05 | Loss of a Loved One
The death of a family member profoundly affects your estate plan. If the departed was a beneficiary under your Will, Trust, or financial accounts, or if they served in your estate plan, you would need to appoint replacements.
Navigating Major Life Changes: Estate Planning
An estate plan isn’t a one-off task; it should evolve with your life’s changes. As your dedicated Family Lawyer® firm, we stand ready to help you navigate these changes, ensuring your estate plan stays current and effective.
If you’ve encountered a “Major Life Change” or it’s been a while since your last review, revisit your plan. And if you haven’t yet established an estate plan, remember it’s better to plan early than not at all.
To begin, schedule a free 15-minute discovery call to learn about my Family Wealth Planning Session process. We’ll address any changes, and craft a comprehensive estate plan that brings peace of mind.
Remember to tune in next week when we’ll delve into five more life events that should prompt a review of your estate plan.
This article is a service of the Law Office of Aisha M. Williams, APC, serving San Diego, Carlsbad, Escondido, and all of California. We don’t just draft documents; we ensure you make informed and empowered decisions about life and death for yourself and the people you love. That’s why we’ll start you with a Family Wealth Planning Session, during which you will get more financially organized than you’ve ever been before and make all the best choices for the people you love.

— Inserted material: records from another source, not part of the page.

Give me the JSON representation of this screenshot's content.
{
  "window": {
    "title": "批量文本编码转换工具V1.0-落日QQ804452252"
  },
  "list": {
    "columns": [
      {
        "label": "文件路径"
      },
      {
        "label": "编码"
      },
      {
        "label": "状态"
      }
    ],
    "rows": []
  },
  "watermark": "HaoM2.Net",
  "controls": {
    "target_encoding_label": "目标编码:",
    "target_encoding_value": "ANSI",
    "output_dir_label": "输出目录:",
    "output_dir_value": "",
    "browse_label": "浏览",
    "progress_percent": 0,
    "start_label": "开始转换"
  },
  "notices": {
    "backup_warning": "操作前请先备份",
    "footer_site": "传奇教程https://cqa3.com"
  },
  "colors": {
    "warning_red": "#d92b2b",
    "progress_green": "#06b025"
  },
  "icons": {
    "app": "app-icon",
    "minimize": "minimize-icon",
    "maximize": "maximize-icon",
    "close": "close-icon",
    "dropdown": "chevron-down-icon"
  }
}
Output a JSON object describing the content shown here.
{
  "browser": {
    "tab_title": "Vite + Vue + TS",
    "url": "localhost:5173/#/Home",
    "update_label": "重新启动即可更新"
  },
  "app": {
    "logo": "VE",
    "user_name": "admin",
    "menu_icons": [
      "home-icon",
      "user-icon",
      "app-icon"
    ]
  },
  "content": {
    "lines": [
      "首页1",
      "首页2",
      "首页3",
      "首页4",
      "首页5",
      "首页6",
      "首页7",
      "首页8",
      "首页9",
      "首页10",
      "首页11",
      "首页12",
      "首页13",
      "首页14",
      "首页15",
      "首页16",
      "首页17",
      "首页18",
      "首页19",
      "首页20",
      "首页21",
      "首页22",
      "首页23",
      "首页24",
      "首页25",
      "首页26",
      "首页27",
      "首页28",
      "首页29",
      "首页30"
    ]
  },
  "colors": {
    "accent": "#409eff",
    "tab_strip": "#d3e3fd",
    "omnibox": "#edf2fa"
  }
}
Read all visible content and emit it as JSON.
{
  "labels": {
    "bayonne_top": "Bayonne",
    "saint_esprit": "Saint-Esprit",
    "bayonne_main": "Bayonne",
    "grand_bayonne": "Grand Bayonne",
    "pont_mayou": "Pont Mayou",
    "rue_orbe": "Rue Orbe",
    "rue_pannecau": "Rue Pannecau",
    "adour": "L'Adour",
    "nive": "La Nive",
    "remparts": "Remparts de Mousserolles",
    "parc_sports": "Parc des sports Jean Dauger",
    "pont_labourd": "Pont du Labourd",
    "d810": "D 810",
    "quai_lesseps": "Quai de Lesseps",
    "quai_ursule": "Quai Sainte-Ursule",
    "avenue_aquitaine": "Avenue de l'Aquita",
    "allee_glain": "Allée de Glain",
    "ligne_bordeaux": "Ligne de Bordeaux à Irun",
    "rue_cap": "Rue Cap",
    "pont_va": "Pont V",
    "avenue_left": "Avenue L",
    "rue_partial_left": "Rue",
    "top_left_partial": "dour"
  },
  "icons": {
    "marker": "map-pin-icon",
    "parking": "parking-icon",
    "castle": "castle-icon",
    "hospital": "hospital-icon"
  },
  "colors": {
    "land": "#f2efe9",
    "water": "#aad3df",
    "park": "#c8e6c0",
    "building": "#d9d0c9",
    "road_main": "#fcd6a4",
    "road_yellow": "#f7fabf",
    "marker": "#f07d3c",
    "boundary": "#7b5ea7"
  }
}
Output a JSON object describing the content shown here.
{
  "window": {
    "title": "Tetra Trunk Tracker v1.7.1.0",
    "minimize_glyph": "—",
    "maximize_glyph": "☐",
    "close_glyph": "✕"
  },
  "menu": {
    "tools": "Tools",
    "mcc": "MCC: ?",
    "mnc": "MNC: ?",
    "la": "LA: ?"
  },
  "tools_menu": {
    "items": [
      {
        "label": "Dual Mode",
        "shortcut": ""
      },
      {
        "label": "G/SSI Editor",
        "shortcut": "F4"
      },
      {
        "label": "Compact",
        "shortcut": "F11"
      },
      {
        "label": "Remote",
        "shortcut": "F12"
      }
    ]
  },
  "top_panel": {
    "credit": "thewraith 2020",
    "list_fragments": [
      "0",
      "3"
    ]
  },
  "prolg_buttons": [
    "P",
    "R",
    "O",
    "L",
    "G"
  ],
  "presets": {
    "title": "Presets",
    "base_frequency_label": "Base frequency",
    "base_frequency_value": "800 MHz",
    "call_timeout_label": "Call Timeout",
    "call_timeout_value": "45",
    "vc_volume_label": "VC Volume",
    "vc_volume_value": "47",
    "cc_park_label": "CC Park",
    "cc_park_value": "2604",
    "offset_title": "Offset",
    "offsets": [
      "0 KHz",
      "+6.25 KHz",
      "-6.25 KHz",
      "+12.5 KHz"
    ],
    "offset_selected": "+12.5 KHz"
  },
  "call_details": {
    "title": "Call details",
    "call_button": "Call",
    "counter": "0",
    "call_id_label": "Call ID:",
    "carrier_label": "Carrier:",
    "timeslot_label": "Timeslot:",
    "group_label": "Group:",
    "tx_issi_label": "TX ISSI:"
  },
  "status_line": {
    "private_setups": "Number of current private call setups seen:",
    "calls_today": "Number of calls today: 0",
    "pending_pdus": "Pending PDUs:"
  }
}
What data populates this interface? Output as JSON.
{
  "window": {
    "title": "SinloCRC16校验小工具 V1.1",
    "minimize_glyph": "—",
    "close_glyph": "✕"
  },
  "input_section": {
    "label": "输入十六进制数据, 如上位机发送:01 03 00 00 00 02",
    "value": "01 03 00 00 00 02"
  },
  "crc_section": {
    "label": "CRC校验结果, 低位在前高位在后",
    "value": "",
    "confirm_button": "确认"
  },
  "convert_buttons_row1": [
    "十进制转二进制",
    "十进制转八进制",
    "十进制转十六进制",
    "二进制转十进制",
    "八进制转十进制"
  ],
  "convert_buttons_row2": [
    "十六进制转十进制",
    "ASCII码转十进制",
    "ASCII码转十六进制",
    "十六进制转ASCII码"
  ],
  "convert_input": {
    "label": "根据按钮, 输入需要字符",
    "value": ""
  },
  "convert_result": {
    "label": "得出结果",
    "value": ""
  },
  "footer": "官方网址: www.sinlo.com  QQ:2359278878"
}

This material was created for educational and informational purposes only and is not intended as ERISA, tax, legal, or investment advice. If you are seeking legal advice specific to your needs, such advice services must be obtained on your own separate from this educational material.